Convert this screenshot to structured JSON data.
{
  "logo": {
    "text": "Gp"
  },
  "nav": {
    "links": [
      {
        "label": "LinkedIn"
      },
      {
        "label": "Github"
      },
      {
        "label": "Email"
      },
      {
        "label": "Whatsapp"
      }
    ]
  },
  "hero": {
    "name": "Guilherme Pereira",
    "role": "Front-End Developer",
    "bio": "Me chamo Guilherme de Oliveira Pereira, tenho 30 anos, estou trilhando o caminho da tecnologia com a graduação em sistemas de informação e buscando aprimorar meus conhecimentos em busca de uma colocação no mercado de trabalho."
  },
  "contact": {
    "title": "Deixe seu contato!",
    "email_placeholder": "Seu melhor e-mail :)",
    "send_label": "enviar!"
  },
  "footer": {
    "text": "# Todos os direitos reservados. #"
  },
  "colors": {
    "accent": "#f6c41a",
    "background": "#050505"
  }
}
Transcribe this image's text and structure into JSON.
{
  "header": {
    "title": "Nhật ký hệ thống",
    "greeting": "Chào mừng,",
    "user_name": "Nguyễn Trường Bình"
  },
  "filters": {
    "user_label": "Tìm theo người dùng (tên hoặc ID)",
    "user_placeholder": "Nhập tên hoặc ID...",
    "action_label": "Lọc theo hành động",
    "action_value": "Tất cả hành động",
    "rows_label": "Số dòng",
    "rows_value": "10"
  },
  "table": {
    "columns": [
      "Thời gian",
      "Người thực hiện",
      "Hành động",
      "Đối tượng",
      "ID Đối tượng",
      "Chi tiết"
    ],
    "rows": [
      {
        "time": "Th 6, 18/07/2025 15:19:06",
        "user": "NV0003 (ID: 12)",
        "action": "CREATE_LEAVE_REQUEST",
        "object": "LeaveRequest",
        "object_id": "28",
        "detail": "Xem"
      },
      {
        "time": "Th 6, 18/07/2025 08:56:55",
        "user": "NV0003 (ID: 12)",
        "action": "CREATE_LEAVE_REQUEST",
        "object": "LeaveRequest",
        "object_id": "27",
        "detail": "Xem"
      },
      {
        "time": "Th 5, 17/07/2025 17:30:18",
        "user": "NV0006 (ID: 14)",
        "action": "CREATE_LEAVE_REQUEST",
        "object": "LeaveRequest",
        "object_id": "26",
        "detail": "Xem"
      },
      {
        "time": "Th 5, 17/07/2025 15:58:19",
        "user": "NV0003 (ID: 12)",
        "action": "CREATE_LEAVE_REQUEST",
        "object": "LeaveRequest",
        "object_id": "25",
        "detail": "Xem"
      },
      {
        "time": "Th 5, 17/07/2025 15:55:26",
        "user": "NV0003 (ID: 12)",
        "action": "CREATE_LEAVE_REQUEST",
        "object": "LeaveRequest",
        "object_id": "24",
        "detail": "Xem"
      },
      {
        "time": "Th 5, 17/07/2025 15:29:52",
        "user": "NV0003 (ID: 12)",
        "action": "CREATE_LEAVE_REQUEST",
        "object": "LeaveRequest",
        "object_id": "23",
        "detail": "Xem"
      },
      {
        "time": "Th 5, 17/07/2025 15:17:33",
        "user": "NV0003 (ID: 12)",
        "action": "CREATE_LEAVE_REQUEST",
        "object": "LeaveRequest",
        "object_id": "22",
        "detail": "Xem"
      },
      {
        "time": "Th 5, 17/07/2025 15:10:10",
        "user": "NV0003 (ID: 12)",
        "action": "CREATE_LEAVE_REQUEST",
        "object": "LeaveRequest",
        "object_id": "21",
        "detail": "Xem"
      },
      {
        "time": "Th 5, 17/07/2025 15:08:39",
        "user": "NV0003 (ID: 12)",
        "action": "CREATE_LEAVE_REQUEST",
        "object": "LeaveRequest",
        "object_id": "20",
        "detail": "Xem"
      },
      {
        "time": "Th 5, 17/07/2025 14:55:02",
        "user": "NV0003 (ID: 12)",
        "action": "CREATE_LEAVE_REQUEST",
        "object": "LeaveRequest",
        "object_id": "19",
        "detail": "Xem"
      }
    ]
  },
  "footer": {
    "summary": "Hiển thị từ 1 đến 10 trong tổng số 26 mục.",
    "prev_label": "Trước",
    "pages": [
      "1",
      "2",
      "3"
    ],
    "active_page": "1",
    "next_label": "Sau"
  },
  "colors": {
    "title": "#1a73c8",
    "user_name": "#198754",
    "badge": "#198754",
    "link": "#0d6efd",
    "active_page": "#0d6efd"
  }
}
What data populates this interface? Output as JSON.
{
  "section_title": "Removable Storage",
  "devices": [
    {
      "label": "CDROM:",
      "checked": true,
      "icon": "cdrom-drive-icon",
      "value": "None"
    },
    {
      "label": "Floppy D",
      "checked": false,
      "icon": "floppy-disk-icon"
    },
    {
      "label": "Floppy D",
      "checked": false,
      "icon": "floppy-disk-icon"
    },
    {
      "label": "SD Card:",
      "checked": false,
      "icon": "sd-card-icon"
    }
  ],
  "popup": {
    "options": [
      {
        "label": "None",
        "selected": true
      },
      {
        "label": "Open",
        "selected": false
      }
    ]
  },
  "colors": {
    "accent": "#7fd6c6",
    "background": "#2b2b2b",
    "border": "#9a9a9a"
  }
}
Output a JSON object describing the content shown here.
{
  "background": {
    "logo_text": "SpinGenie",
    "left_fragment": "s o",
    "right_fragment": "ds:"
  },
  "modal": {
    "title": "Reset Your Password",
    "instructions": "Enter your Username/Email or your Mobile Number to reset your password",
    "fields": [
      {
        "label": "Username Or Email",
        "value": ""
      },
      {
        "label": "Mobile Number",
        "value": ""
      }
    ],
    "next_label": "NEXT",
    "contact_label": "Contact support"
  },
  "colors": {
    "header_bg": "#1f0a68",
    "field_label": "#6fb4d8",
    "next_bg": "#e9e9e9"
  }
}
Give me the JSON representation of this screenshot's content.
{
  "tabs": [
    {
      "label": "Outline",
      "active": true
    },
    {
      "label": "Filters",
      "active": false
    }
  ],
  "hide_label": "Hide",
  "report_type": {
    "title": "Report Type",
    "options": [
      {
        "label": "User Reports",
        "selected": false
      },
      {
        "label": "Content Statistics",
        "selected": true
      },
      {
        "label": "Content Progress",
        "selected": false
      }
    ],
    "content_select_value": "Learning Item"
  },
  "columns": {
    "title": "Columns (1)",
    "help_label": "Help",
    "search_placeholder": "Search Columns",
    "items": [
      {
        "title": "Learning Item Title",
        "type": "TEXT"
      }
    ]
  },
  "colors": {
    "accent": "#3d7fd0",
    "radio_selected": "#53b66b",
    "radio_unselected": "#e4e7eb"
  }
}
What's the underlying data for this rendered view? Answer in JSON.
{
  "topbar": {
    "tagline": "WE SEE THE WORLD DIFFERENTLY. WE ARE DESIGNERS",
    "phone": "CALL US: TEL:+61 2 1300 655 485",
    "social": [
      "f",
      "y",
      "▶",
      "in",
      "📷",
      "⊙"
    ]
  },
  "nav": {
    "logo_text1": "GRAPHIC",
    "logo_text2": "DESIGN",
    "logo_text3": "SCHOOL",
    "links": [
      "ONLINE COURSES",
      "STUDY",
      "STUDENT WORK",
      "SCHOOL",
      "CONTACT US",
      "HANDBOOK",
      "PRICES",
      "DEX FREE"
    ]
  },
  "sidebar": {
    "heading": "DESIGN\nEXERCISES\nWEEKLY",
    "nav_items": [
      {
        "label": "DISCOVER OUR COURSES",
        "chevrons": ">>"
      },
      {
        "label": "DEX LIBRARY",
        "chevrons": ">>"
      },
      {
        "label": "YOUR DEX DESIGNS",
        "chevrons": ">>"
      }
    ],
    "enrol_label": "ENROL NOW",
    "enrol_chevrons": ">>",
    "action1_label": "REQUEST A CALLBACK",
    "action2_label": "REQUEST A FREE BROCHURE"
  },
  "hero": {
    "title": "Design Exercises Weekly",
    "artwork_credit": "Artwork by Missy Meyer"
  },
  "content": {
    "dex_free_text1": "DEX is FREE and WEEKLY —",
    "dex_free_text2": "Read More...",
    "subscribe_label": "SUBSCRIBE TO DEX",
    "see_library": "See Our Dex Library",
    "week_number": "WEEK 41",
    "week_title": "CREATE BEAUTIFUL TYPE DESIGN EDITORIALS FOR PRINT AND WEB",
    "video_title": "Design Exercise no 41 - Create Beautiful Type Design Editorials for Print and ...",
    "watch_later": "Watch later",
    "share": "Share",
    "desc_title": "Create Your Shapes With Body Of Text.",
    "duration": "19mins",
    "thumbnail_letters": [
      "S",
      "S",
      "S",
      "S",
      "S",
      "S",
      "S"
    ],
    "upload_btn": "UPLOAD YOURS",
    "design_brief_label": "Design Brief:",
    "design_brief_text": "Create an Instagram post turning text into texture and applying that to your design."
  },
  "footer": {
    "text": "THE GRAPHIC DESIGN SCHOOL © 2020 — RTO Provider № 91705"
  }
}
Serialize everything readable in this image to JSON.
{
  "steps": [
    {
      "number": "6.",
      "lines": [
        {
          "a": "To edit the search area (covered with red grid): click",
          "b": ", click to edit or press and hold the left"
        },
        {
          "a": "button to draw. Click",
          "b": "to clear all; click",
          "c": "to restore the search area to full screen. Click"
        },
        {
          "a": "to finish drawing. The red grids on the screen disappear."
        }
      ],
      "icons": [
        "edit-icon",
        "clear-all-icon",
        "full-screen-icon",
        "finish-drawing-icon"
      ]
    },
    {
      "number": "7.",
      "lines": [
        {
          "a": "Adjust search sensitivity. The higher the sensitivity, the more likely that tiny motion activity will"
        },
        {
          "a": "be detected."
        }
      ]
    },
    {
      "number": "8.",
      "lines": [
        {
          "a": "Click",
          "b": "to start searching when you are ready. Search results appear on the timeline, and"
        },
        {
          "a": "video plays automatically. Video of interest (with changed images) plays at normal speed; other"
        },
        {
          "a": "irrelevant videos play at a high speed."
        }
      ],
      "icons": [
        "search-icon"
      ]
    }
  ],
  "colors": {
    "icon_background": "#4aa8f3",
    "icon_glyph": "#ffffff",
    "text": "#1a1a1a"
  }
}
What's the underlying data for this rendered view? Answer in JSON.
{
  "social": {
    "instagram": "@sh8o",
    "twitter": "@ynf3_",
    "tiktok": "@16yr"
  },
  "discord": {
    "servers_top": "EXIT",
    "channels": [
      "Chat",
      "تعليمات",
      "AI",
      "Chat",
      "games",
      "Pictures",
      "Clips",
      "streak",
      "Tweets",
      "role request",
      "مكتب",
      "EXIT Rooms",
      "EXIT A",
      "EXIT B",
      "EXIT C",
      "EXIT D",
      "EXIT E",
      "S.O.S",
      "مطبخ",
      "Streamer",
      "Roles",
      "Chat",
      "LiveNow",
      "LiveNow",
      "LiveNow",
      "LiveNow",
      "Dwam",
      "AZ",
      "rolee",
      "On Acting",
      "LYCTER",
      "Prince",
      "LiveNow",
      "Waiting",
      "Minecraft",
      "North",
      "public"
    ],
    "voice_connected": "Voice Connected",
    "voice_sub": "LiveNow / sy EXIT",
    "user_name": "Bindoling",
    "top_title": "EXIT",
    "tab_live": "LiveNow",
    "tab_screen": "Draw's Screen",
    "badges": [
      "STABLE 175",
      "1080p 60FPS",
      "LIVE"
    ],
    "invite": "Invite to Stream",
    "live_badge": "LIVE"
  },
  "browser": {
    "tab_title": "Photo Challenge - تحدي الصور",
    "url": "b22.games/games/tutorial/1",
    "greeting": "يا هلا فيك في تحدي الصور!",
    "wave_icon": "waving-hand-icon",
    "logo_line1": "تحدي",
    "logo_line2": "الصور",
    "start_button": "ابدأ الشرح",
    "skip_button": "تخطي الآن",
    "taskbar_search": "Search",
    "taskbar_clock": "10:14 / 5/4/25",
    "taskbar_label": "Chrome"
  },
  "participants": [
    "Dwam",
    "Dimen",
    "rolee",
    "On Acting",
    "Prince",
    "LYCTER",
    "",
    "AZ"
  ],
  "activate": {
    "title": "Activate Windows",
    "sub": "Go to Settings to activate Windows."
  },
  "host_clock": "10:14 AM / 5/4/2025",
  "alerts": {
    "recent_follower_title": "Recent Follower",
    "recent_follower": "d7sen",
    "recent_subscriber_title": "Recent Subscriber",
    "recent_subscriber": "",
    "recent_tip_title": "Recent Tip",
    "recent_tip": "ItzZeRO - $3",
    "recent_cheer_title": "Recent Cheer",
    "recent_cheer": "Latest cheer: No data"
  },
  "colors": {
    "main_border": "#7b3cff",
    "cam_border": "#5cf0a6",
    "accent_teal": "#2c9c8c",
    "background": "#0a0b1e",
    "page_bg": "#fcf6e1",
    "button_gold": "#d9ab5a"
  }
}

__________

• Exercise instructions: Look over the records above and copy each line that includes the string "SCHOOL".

• Answer for this exercise:
    "logo_text3": "SCHOOL",
      "SCHOOL",
    "text": "THE GRAPHIC DESIGN SCHOOL © 2020 — RTO Provider № 91705"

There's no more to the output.